Back in January, Kim Dotcom, founder of Megaupload, had his mansion raided and hard drives seized as part of the US Government's drive to prosecute the alleged internet pirate. The US Department of Justice was very, very keen to see him in an American court, but a ruling from a New Zealand judge may have put the brakes on this rush to justice. It says that the raid on Dotcom's mansion was without basis, therefore the search and seizure of Megaupload hard drives that followed was illegal.

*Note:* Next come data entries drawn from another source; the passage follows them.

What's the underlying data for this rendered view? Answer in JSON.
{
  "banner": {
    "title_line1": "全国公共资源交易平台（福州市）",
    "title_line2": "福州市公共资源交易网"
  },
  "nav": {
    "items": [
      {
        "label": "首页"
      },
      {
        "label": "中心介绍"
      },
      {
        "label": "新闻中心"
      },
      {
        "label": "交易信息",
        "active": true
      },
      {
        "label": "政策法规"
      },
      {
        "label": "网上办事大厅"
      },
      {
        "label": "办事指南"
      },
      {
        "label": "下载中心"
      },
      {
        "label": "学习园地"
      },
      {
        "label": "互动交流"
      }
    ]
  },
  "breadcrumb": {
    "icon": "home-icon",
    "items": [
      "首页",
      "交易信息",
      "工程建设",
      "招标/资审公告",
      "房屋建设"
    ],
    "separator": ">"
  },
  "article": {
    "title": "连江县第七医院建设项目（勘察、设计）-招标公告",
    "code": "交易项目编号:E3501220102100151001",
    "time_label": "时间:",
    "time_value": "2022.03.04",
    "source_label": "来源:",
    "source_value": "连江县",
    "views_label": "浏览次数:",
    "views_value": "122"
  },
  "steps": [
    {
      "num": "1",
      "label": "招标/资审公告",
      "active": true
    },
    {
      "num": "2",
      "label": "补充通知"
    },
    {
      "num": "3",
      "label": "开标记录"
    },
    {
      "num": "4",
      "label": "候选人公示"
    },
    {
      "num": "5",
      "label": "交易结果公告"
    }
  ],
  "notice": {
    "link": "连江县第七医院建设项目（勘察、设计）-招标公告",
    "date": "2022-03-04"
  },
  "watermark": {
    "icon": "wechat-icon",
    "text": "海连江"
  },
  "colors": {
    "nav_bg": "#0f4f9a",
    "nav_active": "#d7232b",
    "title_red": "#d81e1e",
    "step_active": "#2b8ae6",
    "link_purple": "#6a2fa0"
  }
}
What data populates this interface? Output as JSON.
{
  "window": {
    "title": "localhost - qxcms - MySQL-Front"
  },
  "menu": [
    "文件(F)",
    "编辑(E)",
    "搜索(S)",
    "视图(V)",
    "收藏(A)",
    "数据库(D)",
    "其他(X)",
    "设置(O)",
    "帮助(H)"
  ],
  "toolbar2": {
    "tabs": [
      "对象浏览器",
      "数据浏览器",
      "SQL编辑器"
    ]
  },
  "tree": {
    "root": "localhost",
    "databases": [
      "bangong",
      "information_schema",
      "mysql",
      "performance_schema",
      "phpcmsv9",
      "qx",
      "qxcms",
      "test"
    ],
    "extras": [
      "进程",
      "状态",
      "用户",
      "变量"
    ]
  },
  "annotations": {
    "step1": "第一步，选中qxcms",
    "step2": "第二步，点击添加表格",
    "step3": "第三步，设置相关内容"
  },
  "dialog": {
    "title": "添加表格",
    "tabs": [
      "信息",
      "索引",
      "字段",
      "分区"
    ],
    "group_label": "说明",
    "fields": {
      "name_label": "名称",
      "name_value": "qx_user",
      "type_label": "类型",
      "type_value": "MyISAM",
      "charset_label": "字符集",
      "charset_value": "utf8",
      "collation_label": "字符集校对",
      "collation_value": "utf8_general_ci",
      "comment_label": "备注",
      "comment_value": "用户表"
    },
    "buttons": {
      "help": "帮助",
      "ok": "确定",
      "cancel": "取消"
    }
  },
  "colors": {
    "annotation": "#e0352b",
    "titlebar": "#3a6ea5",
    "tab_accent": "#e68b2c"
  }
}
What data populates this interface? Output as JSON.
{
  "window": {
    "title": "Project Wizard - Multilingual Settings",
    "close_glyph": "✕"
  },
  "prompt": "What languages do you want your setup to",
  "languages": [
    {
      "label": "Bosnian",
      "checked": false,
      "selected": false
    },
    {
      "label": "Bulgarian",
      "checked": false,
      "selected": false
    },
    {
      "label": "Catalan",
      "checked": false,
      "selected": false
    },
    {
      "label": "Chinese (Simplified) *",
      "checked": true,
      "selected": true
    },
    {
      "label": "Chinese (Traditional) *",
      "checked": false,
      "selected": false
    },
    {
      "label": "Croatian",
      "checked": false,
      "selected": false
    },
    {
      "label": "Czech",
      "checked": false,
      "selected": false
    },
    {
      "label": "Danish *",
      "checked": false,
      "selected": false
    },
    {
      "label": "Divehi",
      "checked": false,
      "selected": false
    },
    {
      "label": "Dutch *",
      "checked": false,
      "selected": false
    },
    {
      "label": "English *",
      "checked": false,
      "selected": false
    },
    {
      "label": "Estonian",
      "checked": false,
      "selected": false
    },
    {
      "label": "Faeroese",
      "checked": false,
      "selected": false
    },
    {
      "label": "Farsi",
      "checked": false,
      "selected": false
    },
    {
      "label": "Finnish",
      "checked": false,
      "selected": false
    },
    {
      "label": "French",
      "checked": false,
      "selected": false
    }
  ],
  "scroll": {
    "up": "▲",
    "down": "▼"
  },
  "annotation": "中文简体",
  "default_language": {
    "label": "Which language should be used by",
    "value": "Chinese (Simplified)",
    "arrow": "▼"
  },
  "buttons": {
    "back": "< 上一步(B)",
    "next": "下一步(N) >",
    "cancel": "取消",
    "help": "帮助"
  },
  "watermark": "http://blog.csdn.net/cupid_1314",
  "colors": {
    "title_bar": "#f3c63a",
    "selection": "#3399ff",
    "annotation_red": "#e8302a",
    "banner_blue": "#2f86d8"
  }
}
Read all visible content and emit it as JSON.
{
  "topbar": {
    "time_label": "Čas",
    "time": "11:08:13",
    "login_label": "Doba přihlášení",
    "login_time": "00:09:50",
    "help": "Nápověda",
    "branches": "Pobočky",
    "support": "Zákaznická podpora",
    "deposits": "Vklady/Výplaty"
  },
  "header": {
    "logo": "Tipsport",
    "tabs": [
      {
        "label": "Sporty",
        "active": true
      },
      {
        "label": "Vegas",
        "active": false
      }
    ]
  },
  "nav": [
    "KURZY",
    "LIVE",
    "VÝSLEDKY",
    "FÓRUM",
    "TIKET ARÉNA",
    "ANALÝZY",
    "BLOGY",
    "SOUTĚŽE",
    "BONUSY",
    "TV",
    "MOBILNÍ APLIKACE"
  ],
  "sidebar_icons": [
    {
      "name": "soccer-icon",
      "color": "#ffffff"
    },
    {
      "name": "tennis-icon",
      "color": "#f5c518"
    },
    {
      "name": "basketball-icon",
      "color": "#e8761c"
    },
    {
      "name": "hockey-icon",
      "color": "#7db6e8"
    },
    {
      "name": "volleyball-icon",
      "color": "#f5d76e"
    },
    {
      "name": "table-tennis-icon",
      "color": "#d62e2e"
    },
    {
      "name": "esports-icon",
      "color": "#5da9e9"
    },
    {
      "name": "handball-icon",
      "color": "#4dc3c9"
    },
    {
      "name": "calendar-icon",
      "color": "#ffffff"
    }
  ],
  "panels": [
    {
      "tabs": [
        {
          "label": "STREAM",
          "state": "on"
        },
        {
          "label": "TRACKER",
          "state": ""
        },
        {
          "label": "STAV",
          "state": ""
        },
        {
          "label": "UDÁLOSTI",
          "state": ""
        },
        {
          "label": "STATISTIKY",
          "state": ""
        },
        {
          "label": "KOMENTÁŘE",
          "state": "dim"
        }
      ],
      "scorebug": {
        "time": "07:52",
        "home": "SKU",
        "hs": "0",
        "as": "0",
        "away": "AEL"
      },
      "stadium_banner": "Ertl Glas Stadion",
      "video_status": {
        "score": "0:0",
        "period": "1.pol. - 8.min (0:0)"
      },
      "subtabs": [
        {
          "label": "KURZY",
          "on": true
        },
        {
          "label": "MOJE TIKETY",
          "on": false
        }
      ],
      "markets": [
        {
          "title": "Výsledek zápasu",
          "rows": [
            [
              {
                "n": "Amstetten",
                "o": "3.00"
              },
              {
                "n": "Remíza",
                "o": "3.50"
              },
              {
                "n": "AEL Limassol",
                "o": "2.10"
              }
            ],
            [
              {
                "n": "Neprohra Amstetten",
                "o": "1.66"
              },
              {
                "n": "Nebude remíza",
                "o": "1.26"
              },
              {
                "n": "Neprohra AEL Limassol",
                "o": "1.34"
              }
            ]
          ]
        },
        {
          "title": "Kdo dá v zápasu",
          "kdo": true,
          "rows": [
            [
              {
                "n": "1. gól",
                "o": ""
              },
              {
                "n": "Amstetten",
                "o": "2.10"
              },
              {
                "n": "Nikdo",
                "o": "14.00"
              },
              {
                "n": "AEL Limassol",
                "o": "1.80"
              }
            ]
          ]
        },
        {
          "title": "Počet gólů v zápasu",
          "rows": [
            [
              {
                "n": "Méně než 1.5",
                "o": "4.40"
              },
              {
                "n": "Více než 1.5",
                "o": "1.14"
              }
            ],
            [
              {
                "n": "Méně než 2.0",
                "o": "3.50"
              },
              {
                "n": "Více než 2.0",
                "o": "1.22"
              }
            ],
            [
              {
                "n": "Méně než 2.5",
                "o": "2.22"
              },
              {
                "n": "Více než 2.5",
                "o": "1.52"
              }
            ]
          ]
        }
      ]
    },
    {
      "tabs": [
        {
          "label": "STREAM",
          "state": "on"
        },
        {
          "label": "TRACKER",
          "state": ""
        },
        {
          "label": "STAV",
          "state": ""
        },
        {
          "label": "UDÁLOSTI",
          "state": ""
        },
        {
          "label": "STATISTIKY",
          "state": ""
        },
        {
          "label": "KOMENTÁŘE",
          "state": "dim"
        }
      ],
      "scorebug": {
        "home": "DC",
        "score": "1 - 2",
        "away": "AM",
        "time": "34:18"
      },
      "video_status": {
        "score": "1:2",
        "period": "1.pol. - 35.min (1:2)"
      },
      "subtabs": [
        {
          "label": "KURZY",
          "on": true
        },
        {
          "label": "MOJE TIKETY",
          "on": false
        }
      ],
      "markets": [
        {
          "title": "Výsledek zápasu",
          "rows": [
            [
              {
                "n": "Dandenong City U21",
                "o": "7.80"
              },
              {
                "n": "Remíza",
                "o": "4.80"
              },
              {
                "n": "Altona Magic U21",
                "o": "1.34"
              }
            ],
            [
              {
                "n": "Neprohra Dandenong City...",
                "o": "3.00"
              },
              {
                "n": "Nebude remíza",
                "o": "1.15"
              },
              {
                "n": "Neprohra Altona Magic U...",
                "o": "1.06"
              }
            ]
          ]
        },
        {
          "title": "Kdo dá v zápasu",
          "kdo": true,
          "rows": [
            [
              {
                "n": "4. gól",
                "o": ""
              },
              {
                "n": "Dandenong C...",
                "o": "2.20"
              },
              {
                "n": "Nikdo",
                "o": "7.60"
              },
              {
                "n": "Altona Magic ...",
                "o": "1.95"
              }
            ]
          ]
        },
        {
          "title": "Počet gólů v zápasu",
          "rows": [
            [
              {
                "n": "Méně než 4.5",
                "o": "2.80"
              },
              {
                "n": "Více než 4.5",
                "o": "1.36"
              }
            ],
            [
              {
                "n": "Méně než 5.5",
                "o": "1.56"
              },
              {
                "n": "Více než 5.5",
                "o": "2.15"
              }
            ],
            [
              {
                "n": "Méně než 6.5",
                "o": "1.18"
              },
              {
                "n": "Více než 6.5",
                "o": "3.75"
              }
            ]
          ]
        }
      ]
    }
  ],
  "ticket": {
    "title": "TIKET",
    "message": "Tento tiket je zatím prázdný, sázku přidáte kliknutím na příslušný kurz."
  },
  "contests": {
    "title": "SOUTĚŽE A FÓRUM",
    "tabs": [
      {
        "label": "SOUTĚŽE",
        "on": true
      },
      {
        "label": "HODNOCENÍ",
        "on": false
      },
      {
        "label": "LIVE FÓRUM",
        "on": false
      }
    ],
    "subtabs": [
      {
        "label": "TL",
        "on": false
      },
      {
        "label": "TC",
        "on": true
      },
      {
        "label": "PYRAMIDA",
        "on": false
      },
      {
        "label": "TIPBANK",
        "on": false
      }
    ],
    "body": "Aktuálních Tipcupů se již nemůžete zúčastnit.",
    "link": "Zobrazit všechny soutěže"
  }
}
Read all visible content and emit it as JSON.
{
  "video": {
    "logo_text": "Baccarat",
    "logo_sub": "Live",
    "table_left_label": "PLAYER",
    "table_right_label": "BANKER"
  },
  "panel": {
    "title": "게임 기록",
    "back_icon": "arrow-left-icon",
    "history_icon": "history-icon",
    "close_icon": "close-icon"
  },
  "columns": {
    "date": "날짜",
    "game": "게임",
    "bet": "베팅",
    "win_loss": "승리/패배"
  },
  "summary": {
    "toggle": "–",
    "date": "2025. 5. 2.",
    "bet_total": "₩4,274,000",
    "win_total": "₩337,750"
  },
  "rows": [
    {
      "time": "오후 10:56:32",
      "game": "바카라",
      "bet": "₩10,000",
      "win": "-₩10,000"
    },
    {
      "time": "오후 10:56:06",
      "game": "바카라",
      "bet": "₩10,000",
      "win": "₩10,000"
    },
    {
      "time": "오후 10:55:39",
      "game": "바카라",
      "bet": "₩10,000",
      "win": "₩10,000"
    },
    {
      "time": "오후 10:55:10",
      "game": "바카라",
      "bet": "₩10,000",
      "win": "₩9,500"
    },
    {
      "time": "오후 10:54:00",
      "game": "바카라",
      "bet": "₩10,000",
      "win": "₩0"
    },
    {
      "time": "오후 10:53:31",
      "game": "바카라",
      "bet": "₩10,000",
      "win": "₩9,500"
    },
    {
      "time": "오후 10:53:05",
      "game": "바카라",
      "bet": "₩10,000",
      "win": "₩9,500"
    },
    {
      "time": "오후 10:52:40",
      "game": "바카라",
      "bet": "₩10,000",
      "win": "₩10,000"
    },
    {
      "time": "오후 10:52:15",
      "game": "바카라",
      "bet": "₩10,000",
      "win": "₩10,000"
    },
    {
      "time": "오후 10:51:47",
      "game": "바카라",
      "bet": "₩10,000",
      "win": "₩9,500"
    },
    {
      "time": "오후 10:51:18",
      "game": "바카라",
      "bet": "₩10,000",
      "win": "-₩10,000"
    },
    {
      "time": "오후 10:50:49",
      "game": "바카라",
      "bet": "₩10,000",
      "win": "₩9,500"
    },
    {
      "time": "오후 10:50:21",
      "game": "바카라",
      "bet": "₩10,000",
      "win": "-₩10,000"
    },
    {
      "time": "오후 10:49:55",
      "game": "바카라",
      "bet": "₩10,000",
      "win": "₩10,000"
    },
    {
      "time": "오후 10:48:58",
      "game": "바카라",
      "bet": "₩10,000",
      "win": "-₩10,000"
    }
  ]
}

Justice Winklemann added that, in her view, it was "clear that the police, in executing the warrants, have exceeded what they could lawfully be authorized to do." She also said that the New Zealand police were wrong to hand over cloned copies of Dotcom's hard drives to the FBI. The Feds apparently whisked the drives out of the country as quickly as they could, in contravention of an explicit directive that said any items seized were to remain in the possession of the NZ Commissioner of Police.
Dotcom said, in a statement issued after the ruling, that he was very happy with the result. "We are digesting and analysing Justice Winklemann's judgment, and considering our next steps."
Given the nature of the ruling, it now seems unlikely that Dotcom will face extradition to a US court. On Friday, his lawyers will argue in Virginia federal court that the DoJ case should be thrown out, as the US has no jurisdiction over foreign corporations such as Megaupload.
Source: The Guardian